The mobile communication network is faced with serious challenges to ensure good Quality of Service (QOS).The Good QOS in mobile communication network is necessary at this, presence economic situation of global economic meltdown and competitive business environment with low tariff. In order to survive in this present economic situation, the network operators must put into consideration the effective use of their available resources, which leads to effective network design and network planning. The parameters used for effective network design and network planning are call blocking probability, handover blocking probability etc. These parameters operate base on available resource and traffic load in erlang in the mobile communication network. The block probability is used to control the number of block call experience in the mobile network and these block calls arises from lack of network capacity (channels) to accommodate or carry all the call at a particular point in time (Jangir H.et al, 2000; Marco A.et al, 2003).The blocking probability is determined from the number of available channels and traffic load in erlang. In evaluating the performance of handover blocking probability the following parameters must be consider as follows, handover rate, dropping probability, handover probability, call holding time and channel holding time (Yuguang F.,2005;Madhusmita P.et al,2008).The call dropping probability, it the probability that calls that originally (initially) granted access to the network channels (switches), but due to technical error(such are Electromagnetic causes, irregular user behavior etc) the calls are truncated during conversation (also called the forced termination), which is closely related to handover blocking probability. The handover rate is used to determine the handover traffic arrival rate, which is also needed to find the call blocking probability.
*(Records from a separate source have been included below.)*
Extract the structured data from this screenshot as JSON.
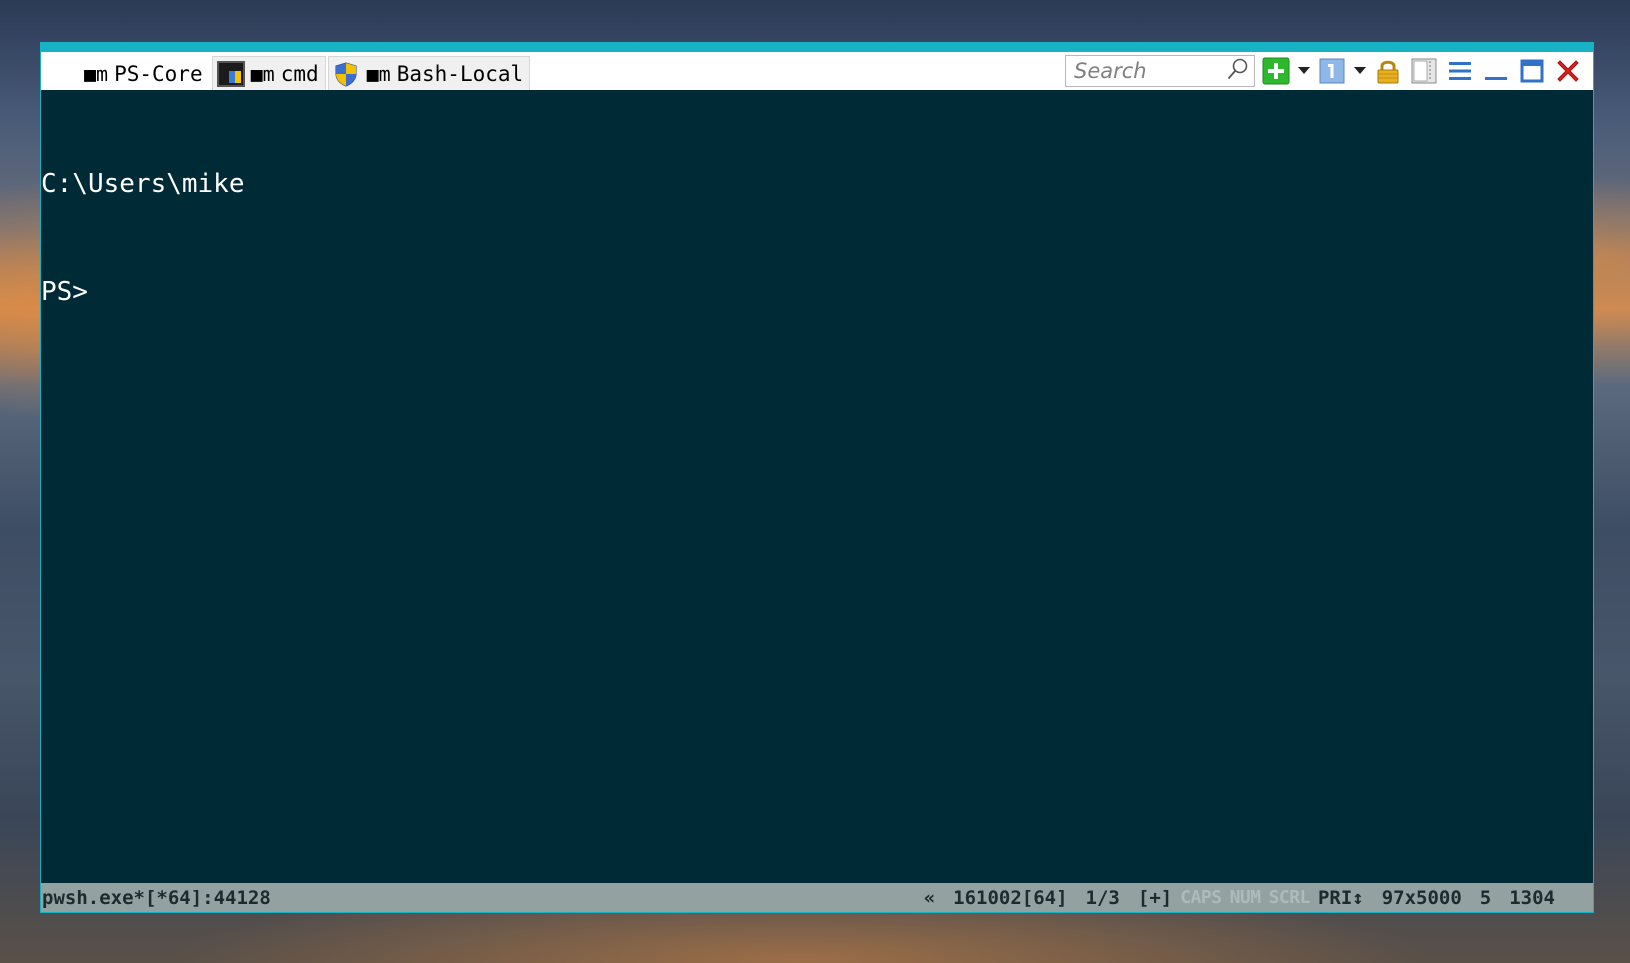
{
  "tabs": [
    {
      "label": "PS-Core",
      "icon": "powershell-icon",
      "glyph": "■m",
      "active": true
    },
    {
      "label": "cmd",
      "icon": "cmd-console-icon",
      "glyph": "■m",
      "active": false
    },
    {
      "label": "Bash-Local",
      "icon": "shield-icon",
      "glyph": "■m",
      "active": false
    }
  ],
  "toolbar": {
    "search_placeholder": "Search",
    "buttons": [
      "new-console-icon",
      "console-info-icon",
      "lock-icon",
      "split-pane-icon",
      "menu-icon",
      "minimize-icon",
      "maximize-icon",
      "close-icon"
    ]
  },
  "terminal": {
    "lines": [
      "C:\\Users\\mike",
      "PS>"
    ]
  },
  "status": {
    "process": "pwsh.exe*[*64]:44128",
    "scroll": "«",
    "pid": "161002[64]",
    "console_index": "1/3",
    "plus": "[+]",
    "caps": "CAPS",
    "num": "NUM",
    "scrl": "SCRL",
    "pri": "PRI↕",
    "size": "97x5000",
    "col": "5",
    "num2": "1304"
  },
  "colors": {
    "accent": "#17b3c4",
    "terminal_bg": "#002b36",
    "statusbar_bg": "#93a1a1",
    "new_button": "#2eb82e",
    "close": "#e02020"
  }
}
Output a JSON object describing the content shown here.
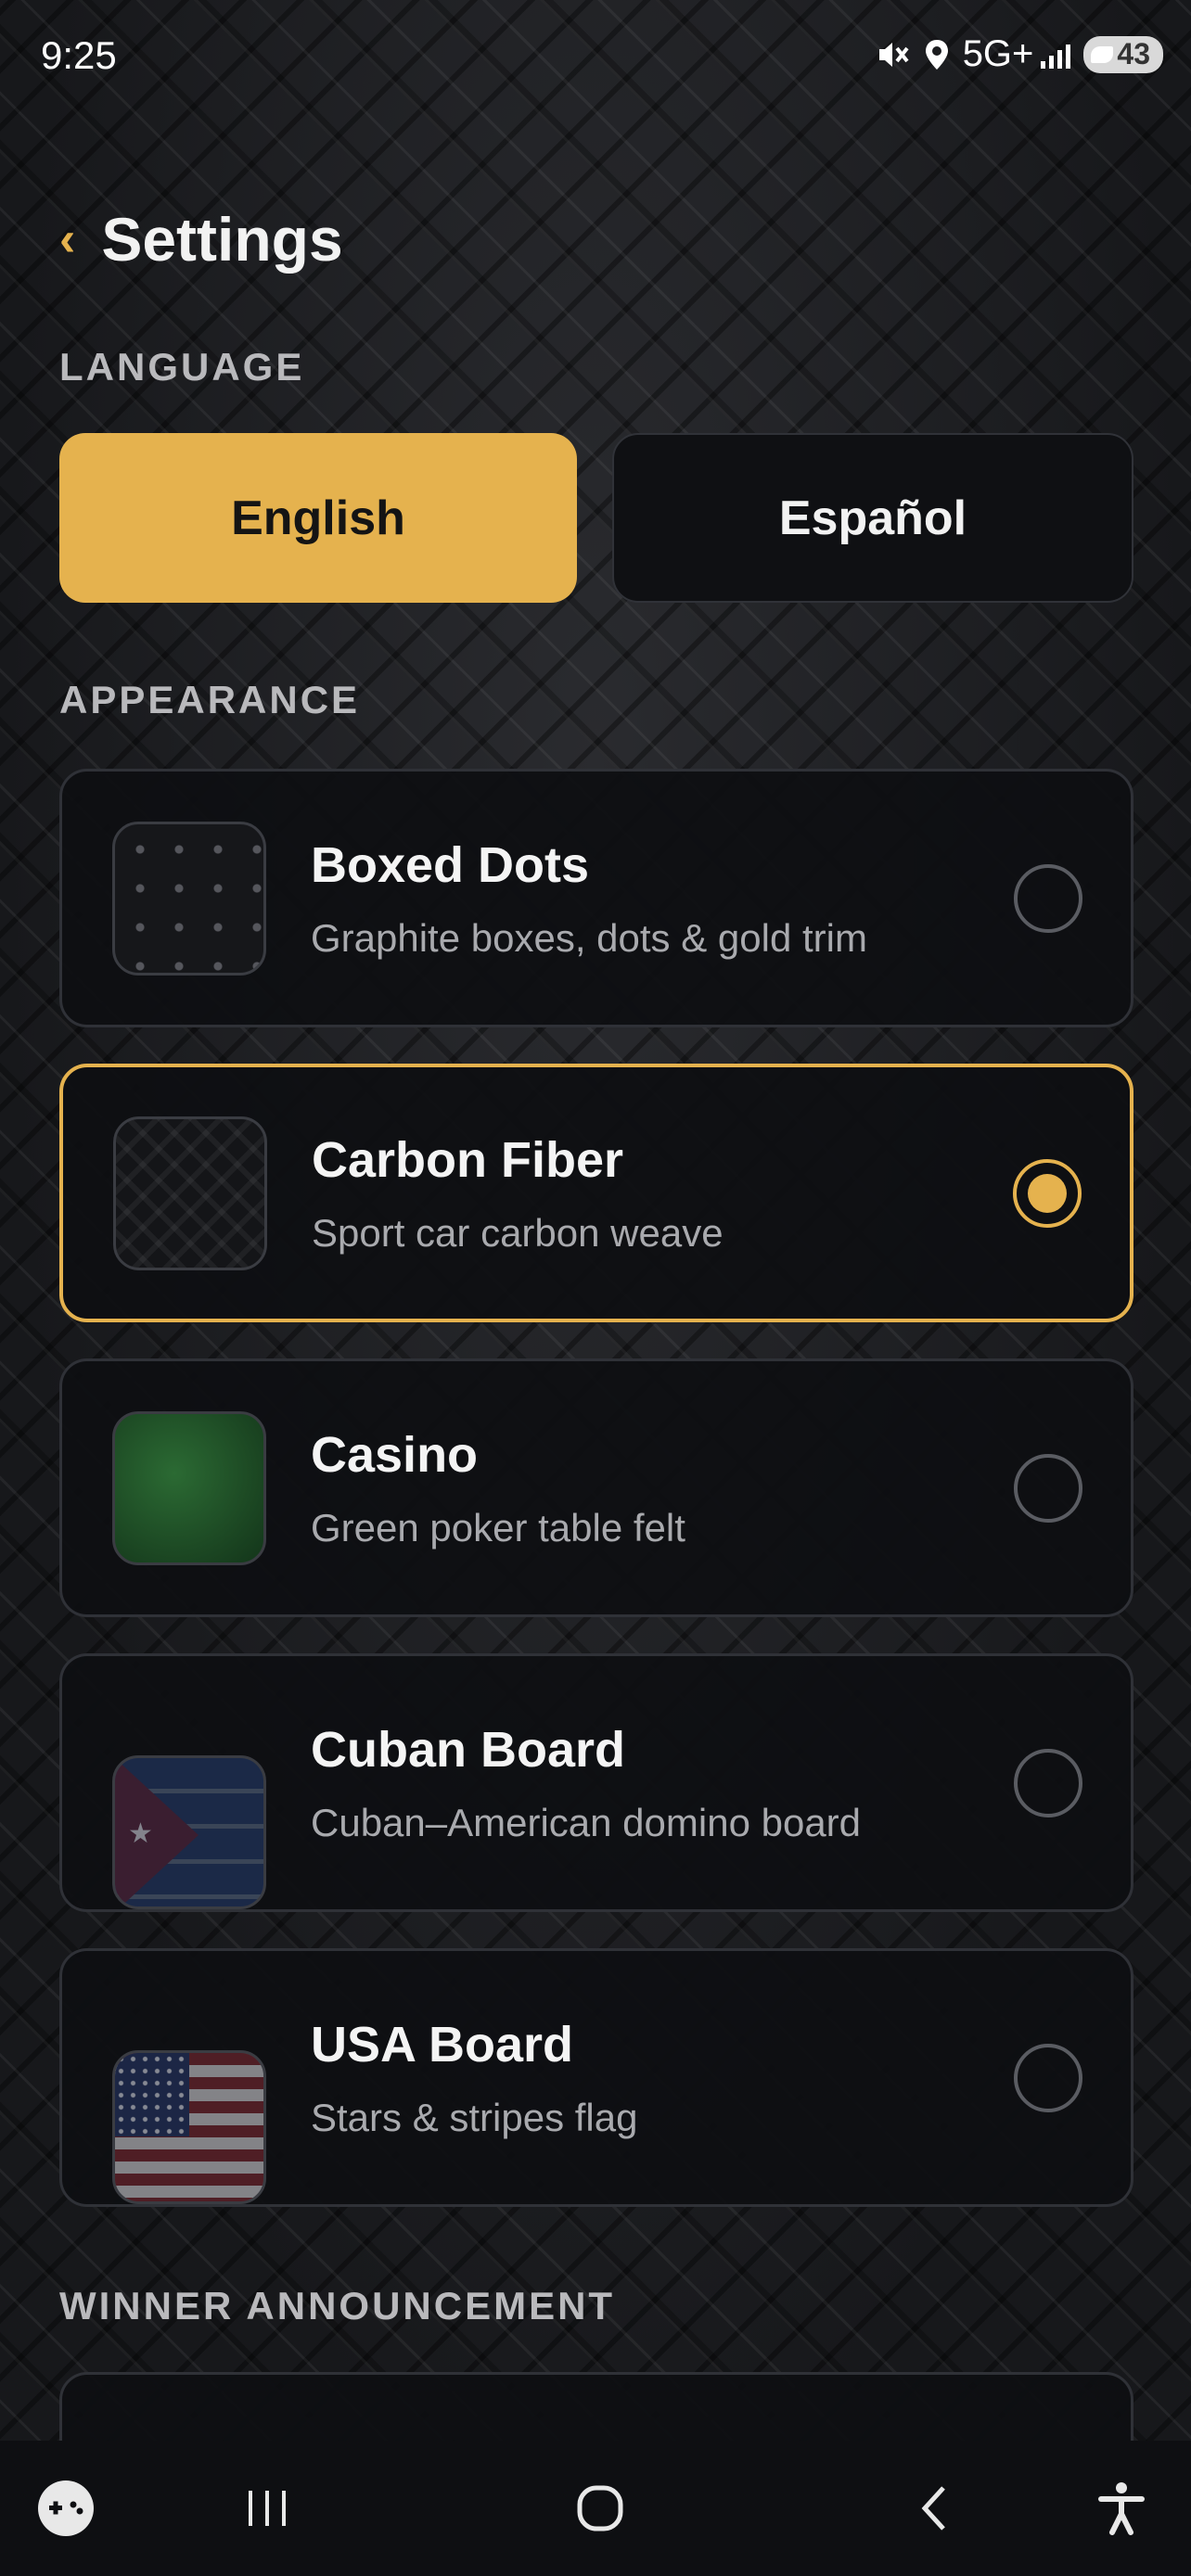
{
  "status_bar": {
    "time": "9:25",
    "network": "5G+",
    "battery": "43"
  },
  "header": {
    "title": "Settings"
  },
  "language": {
    "label": "LANGUAGE",
    "options": [
      {
        "label": "English",
        "selected": true
      },
      {
        "label": "Español",
        "selected": false
      }
    ]
  },
  "appearance": {
    "label": "APPEARANCE",
    "themes": [
      {
        "title": "Boxed Dots",
        "subtitle": "Graphite boxes, dots & gold trim",
        "selected": false,
        "thumbnail": "boxed-dots"
      },
      {
        "title": "Carbon Fiber",
        "subtitle": "Sport car carbon weave",
        "selected": true,
        "thumbnail": "carbon-fiber"
      },
      {
        "title": "Casino",
        "subtitle": "Green poker table felt",
        "selected": false,
        "thumbnail": "casino-felt"
      },
      {
        "title": "Cuban Board",
        "subtitle": "Cuban–American domino board",
        "selected": false,
        "thumbnail": "cuban-flag"
      },
      {
        "title": "USA Board",
        "subtitle": "Stars & stripes flag",
        "selected": false,
        "thumbnail": "usa-flag"
      }
    ]
  },
  "winner_announcement": {
    "label": "WINNER ANNOUNCEMENT"
  },
  "colors": {
    "accent": "#e5b24e",
    "card": "#0e0f12",
    "text_muted": "#a9aaae"
  },
  "nav_bar": {
    "icons": [
      "game-controller-icon",
      "recent-apps-icon",
      "home-icon",
      "back-icon",
      "accessibility-icon"
    ]
  }
}
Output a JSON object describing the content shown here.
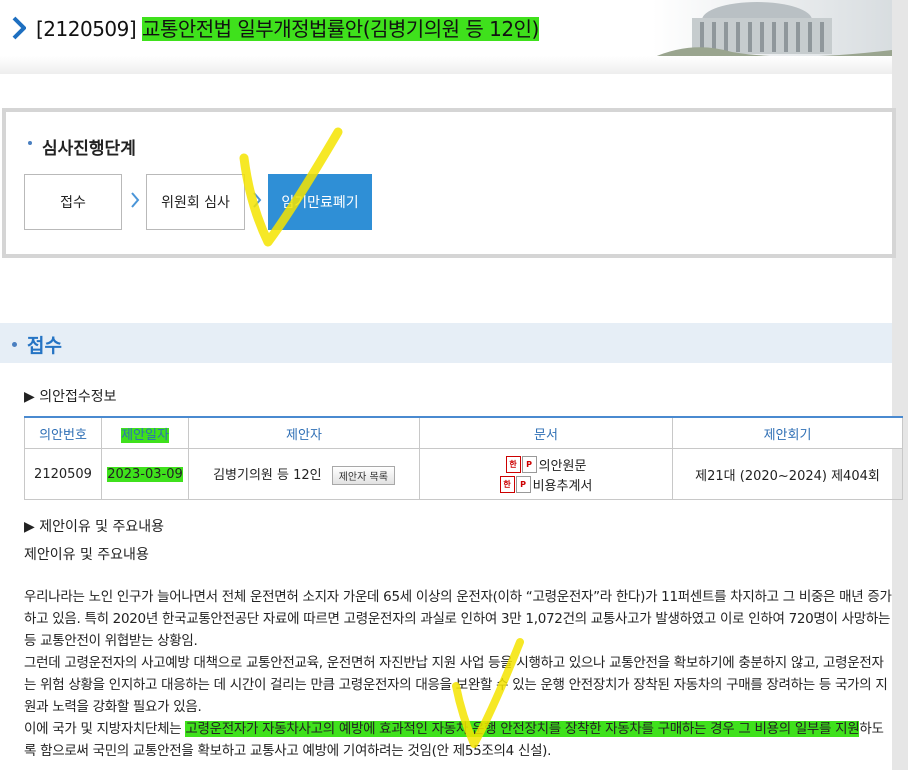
{
  "header": {
    "bill_no": "[2120509]",
    "bill_name": "교통안전법 일부개정법률안(김병기의원 등 12인)"
  },
  "stage": {
    "title": "심사진행단계",
    "steps": [
      "접수",
      "위원회 심사",
      "임기만료폐기"
    ],
    "active_step": "임기만료폐기",
    "active_color": "#2f8fd6"
  },
  "section": {
    "title": "접수",
    "accent_color": "#2574c4"
  },
  "receipt": {
    "heading": "▶ 의안접수정보",
    "columns": [
      "의안번호",
      "제안일자",
      "제안자",
      "문서",
      "제안회기"
    ],
    "row": {
      "bill_no": "2120509",
      "date": "2023-03-09",
      "proposer": "김병기의원 등 12인",
      "proposer_button": "제안자 목록",
      "docs": [
        "의안원문",
        "비용추계서"
      ],
      "session": "제21대 (2020~2024) 제404회"
    }
  },
  "reason": {
    "heading": "▶ 제안이유 및 주요내용",
    "label": "제안이유 및 주요내용",
    "p1": "우리나라는 노인 인구가 늘어나면서 전체 운전면허 소지자 가운데 65세 이상의 운전자(이하 “고령운전자”라 한다)가 11퍼센트를 차지하고 그 비중은 매년 증가하고 있음. 특히 2020년 한국교통안전공단 자료에 따르면 고령운전자의 과실로 인하여 3만 1,072건의 교통사고가 발생하였고 이로 인하여 720명이 사망하는 등 교통안전이 위협받는 상황임.",
    "p2": "그런데 고령운전자의 사고예방 대책으로 교통안전교육, 운전면허 자진반납 지원 사업 등을 시행하고 있으나 교통안전을 확보하기에 충분하지 않고, 고령운전자는 위험 상황을 인지하고 대응하는 데 시간이 걸리는 만큼 고령운전자의 대응을 보완할 수 있는 운행 안전장치가 장착된 자동차의 구매를 장려하는 등 국가의 지원과 노력을 강화할 필요가 있음.",
    "p3_before": "이에 국가 및 지방자치단체는 ",
    "p3_highlight": "고령운전자가 자동차사고의 예방에 효과적인 자동차 운행 안전장치를 장착한 자동차를 구매하는 경우 그 비용의 일부를 지원",
    "p3_after": "하도록 함으로써 국민의 교통안전을 확보하고 교통사고 예방에 기여하려는 것임(안 제55조의4 신설)."
  },
  "colors": {
    "highlight": "#3fe11c",
    "check_mark": "#f5e400",
    "section_band": "#e6eef6"
  }
}
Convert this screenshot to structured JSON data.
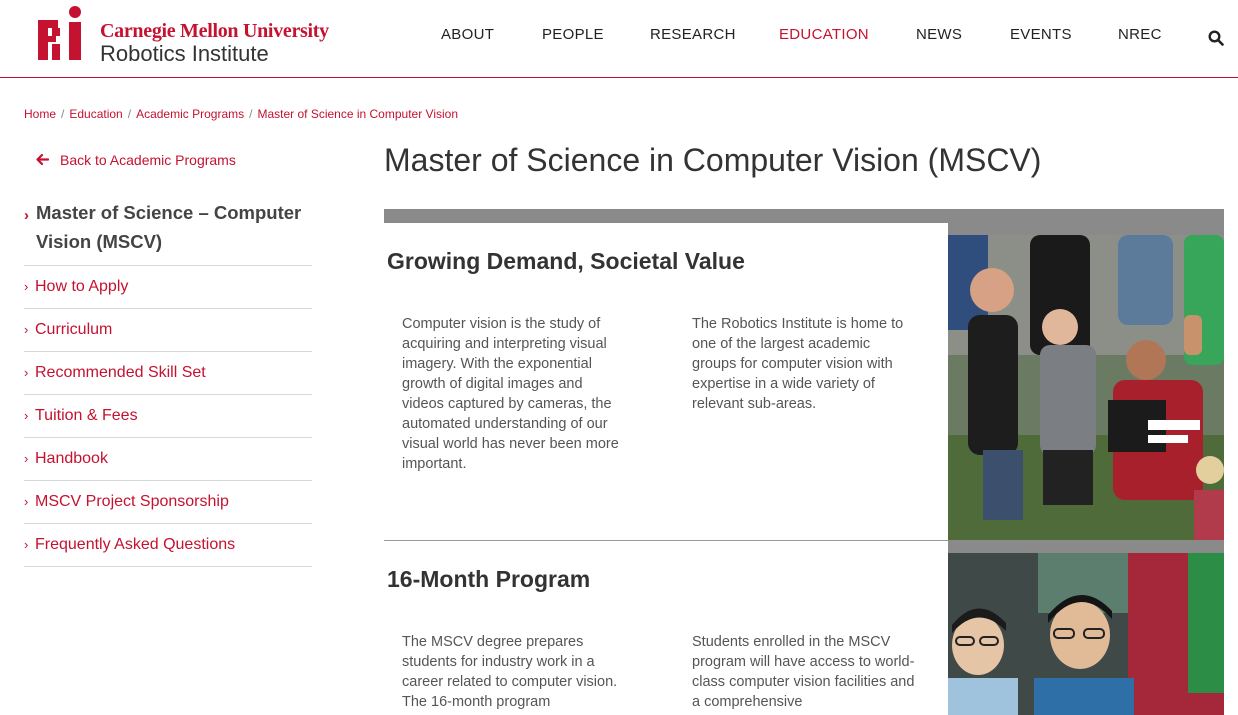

The channel holding time is determined by the cell residence time (cell dwell time).The cell residence is affected by the subscriber mobility, the geographic situation and the channel allocation schemes used (or other factors such as fading). Channel holding time, this is the time a Mobile Station (MS) remains in the same cell during a call, while call holding time is the total call duration time when MS move from a cell to another new cell, the process is called handover process (cellular traffic-Wikipedia; Stefano et al,2008).